Monday, December 10, 2007 - 8:53 AM

Electroantennogram and behavioral responses of Pteromalus cerealellae (Ashmead) (Hymenoptera: Pteromalidae) to odor stimuli associated with its host, Callosobruchus maculatus (F.) (Coleoptera: Chrysomelidae)

Ebenezer O. Onagbola, and Henry Y. Fadamiro, Auburn University, Department of Entomology & Plant Pathology, 301, Funchess Hall, Auburn University, Auburn, AL

Pteromalus cerealellae is an ectoparasitoid of larvae of the bruchid, Callosobruchus maculatus (Fab.) (Coleoptera: Chrysomelidae), which live endophytically in cowpea seeds. The role of host-related semiochemicals in host location behavior of this parasitoid was investigated using electroantennogram (EAG), behavioral (olfactometer), and analytical (gas chromatography) techniques. Responses of mated and unmated female P. cerealellae were tested to a variety of host-related chemical stimuli including hexane extracts of uninfested cowpea seeds, (bruchid)-infested cowpea seeds, bruchid larvae (whole body or WB), larval frass, adult female bruchids (WB), and adult male bruchids (WB). All of the tested stimuli elicited significant EAG response in unmated and mated female P. cerealellae. Results from Y-tube olfactometer bioassays demonstrated significant response of mated female P. cerealellae to extracts of uninfested cowpea seeds, infested cowpea seeds, adult female bruchids, bruchid larvae, and larval frass, but no significant response was elicited by the extract of adult male bruchids. Pair-wise comparisons of the four most attractive stimuli (uninfested seeds, infested seeds, bruchid larvae, and larval frass) in a four-way olfactometer showed preference of mated female P. cerealellae for the extract of uninfested cowpea seeds compared to larval frass. No significant differences were recorded between other paired treatments. Gas chromatographic (GC) analyses of the chemical profiles of the various tested stimuli revealed quantitative and qualitative differences in chemical composition, which may explain the observed greater parasitoid response to cowpea seed extracts.
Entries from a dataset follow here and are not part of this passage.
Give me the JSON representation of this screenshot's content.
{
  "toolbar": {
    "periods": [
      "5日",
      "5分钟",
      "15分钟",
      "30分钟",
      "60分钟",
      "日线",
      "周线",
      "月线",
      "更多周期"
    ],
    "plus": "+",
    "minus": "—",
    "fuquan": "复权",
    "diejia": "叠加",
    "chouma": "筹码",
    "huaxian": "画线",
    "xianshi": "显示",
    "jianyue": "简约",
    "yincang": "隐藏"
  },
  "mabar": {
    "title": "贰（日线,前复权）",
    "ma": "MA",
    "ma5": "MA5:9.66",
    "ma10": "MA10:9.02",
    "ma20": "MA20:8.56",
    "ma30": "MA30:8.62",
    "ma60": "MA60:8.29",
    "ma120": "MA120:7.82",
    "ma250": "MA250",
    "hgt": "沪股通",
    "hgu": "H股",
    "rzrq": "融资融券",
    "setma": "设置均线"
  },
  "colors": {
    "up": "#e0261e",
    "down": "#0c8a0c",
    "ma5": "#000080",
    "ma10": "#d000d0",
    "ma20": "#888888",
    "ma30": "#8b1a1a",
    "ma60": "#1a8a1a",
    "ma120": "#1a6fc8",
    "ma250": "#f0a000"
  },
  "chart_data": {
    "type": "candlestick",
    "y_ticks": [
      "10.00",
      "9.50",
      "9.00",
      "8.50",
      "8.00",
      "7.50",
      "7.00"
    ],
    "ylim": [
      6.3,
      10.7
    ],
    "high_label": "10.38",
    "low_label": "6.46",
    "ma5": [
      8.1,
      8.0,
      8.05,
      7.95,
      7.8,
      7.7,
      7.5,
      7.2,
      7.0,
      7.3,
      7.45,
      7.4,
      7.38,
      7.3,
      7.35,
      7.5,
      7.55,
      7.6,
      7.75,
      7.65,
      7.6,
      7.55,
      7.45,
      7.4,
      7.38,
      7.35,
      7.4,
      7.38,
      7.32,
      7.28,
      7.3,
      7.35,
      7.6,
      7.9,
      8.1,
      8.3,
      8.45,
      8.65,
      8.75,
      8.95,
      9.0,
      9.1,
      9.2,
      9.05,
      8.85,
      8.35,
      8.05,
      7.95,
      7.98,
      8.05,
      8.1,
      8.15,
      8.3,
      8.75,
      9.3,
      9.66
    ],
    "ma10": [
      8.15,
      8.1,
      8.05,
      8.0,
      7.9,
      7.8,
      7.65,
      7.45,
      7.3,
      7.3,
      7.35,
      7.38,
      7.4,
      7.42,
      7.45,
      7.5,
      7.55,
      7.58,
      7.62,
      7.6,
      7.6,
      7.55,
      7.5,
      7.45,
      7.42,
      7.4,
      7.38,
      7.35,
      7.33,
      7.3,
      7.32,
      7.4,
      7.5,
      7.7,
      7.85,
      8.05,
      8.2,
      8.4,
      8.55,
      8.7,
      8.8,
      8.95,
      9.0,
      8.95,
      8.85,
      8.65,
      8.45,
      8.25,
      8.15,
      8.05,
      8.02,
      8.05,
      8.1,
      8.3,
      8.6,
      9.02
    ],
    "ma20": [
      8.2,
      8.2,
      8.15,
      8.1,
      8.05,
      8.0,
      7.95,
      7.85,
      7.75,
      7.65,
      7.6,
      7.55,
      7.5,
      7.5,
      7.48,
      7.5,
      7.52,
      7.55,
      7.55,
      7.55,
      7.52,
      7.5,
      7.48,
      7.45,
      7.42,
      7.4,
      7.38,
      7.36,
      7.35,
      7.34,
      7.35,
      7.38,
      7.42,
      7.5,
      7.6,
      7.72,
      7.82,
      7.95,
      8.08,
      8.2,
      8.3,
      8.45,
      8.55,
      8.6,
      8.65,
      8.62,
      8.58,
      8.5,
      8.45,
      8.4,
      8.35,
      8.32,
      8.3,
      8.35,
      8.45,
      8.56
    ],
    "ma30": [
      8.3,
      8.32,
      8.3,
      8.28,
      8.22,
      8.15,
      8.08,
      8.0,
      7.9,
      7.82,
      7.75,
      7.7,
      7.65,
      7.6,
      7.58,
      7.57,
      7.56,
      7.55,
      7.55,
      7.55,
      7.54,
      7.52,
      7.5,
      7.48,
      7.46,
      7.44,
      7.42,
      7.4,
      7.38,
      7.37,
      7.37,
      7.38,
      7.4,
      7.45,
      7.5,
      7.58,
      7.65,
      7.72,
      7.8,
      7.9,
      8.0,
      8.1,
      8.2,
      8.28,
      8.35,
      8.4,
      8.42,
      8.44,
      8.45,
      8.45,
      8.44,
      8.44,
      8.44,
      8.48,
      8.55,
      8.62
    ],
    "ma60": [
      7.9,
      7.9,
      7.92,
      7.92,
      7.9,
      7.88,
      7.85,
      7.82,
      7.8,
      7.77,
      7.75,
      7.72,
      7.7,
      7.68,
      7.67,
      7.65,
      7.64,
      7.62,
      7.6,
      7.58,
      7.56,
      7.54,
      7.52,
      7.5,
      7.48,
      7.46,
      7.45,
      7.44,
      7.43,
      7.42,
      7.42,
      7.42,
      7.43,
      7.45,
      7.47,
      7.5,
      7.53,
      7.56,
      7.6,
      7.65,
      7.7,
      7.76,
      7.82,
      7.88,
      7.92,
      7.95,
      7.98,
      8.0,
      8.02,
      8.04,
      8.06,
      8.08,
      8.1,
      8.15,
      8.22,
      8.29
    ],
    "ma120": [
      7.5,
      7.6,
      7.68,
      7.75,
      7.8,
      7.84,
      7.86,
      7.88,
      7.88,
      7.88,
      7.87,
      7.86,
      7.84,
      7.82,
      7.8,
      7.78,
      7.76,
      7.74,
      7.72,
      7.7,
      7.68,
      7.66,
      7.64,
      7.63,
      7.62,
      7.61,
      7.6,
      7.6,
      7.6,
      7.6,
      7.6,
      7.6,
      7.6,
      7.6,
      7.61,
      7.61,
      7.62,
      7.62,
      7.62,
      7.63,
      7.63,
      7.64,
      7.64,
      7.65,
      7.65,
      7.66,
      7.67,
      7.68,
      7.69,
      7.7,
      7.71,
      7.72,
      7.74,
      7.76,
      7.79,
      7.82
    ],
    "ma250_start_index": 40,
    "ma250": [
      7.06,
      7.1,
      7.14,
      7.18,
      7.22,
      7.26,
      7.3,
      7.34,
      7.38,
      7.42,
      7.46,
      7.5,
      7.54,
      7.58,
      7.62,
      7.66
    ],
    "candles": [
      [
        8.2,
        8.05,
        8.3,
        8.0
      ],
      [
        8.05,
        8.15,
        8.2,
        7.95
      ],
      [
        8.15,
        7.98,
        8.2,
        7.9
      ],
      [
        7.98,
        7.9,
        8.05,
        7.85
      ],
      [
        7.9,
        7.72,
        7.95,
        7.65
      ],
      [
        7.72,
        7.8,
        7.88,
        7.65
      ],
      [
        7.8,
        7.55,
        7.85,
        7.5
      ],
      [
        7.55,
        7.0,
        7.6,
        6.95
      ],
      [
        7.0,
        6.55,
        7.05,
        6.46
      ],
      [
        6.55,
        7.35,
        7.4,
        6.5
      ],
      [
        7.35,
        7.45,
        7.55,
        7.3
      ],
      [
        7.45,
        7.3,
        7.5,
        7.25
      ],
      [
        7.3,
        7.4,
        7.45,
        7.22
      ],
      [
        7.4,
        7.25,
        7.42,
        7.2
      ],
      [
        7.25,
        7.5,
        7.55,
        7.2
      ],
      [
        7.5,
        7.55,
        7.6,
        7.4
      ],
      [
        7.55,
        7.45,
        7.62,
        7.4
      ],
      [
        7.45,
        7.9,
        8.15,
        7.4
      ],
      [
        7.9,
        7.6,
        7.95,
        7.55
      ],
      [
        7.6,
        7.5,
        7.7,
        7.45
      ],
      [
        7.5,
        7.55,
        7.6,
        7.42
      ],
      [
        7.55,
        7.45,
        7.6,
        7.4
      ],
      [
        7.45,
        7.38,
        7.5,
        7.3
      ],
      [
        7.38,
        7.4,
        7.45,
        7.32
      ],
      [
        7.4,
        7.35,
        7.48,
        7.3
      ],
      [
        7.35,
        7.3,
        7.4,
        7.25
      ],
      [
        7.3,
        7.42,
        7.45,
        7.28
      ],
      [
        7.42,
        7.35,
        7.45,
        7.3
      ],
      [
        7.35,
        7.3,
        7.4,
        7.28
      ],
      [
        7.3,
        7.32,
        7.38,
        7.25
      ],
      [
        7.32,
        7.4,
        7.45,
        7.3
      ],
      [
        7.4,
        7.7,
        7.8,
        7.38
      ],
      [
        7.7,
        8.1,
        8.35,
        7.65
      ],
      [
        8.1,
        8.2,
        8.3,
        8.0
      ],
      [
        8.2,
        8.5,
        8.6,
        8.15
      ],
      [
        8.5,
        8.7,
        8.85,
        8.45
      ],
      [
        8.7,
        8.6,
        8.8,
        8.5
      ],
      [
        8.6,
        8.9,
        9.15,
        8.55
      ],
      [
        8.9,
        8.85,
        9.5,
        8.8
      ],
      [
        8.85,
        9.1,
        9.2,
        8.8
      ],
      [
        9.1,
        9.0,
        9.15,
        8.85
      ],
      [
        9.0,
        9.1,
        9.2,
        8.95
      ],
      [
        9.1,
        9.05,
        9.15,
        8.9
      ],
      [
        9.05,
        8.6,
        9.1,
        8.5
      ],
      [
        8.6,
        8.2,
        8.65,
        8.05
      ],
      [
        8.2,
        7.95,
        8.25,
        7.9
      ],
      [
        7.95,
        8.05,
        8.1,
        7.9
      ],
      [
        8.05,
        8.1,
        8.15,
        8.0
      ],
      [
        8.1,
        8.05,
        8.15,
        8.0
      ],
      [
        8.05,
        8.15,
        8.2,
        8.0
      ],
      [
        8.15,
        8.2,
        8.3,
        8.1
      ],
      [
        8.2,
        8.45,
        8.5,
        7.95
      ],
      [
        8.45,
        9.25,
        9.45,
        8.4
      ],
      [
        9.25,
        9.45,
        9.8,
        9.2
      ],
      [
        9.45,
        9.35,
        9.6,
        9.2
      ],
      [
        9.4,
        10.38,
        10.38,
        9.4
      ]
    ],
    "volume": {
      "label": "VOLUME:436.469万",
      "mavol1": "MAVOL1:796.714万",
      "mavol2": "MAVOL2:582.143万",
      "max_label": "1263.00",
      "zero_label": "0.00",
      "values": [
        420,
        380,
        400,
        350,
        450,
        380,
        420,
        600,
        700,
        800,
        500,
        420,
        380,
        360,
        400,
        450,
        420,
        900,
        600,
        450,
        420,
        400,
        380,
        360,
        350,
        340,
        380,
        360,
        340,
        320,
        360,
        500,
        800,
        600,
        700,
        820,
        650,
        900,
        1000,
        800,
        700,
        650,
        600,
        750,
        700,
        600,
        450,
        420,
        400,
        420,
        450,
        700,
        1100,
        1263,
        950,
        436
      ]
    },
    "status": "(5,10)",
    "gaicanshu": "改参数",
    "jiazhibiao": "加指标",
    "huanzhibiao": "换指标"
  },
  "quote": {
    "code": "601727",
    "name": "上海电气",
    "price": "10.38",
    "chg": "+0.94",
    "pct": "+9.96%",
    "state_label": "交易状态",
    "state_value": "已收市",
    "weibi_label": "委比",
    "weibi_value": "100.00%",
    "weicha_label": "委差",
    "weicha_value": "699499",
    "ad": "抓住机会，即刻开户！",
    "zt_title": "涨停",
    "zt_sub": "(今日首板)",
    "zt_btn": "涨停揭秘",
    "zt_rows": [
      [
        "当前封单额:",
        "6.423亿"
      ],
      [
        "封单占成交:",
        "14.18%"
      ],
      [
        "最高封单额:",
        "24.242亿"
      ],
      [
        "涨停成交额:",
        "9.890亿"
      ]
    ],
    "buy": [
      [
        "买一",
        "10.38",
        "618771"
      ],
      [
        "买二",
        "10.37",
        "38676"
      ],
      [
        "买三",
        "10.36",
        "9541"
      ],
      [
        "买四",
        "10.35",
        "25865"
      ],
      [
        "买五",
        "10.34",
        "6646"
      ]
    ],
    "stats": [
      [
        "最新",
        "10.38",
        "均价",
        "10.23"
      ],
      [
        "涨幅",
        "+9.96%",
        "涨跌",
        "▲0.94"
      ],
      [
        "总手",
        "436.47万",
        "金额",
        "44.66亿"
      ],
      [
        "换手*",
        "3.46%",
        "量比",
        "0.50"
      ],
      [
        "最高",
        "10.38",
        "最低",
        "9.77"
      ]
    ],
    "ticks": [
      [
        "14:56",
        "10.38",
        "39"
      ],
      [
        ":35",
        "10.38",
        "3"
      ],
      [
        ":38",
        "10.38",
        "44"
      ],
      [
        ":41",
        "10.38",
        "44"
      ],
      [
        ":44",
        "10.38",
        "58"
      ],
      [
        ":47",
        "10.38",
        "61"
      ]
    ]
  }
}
These results suggest that female P. cerealellae may be using chemical stimuli associated with the habitat of its host (cowpea seeds) rather than host-specific kairomones, as long range host location cues.

Species 1: Hymenoptera Pteromalidae Pteromalus cerealellae (parasitic wasp)